In the data below, find every line that has the string "title", and copy it.

→ Items from an interface collection:
»»

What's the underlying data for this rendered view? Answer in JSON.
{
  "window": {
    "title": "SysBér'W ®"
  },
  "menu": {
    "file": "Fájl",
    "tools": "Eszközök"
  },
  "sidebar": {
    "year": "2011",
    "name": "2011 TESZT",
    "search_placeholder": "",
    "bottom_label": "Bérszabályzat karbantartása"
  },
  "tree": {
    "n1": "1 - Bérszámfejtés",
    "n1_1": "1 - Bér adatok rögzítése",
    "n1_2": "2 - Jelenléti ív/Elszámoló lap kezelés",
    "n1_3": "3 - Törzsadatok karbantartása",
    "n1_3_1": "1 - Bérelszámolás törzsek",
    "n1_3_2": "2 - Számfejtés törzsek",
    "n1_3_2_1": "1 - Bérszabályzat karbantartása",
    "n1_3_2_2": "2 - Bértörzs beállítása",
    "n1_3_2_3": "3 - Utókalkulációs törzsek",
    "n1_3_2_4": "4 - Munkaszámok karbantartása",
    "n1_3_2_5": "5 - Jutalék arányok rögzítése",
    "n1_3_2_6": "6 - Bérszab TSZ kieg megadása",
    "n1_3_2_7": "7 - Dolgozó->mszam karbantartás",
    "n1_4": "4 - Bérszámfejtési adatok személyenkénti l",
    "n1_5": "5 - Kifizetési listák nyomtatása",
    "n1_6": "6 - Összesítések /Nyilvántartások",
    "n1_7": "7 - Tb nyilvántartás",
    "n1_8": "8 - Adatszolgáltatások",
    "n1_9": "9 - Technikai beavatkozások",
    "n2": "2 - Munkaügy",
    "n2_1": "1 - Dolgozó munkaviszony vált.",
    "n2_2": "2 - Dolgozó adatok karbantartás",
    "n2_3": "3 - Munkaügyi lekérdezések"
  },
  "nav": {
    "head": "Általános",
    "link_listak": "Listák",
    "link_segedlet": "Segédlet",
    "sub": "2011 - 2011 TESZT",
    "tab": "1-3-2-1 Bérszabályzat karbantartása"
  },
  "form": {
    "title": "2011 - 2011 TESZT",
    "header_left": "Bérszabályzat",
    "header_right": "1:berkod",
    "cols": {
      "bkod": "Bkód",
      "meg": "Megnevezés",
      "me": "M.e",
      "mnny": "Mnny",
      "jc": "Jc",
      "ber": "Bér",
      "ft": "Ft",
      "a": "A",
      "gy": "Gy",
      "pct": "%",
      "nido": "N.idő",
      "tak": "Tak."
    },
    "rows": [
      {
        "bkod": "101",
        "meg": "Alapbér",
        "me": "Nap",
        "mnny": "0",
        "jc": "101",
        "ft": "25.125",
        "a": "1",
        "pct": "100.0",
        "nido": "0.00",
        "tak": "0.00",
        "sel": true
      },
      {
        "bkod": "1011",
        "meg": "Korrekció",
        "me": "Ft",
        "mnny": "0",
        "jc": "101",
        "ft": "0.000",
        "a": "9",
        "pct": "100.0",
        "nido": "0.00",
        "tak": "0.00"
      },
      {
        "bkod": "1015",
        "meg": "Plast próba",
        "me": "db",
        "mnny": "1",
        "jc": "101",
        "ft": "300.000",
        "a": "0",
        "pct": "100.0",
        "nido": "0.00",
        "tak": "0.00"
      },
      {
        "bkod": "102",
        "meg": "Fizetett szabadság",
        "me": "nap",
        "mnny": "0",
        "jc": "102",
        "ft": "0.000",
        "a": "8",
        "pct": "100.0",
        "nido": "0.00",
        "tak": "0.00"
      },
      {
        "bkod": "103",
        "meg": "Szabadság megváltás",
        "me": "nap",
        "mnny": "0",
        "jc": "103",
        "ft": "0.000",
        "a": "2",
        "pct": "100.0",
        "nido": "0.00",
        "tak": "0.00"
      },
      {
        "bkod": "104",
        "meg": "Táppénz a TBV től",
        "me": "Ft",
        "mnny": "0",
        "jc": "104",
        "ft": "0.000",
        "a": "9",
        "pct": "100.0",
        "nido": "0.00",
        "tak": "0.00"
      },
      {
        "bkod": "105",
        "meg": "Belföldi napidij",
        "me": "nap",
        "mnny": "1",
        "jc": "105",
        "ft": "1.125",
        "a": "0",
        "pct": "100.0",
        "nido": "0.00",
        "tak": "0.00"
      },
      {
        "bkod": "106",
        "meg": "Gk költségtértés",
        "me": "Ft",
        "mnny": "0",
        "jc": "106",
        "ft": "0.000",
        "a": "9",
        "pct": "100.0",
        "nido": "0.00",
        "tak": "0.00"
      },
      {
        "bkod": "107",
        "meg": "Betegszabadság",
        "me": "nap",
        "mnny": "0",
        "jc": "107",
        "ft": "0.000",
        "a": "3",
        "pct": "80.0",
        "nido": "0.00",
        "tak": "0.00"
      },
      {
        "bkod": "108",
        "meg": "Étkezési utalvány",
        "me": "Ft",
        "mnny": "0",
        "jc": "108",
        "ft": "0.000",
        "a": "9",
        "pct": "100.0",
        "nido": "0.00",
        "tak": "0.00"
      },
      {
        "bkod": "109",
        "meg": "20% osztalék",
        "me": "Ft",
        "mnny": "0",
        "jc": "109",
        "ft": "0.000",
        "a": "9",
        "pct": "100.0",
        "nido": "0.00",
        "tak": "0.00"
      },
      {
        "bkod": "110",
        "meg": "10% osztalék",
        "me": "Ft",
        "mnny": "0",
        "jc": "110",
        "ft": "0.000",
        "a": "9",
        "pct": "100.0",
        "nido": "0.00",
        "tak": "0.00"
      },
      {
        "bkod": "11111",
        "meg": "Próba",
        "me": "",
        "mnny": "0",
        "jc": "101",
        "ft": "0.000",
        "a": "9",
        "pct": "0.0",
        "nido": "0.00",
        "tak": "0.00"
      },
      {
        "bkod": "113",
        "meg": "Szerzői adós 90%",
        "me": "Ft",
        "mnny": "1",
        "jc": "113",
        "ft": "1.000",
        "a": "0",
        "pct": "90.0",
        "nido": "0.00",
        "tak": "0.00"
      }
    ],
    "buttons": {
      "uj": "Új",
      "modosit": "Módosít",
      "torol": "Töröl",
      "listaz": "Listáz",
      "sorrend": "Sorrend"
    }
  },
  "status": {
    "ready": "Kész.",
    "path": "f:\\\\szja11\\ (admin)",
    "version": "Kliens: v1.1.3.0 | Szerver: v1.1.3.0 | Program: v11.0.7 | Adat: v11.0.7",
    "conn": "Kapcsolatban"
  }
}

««

→ Written answer:
    "title": "SysBér'W ®"
    "title": "2011 - 2011 TESZT",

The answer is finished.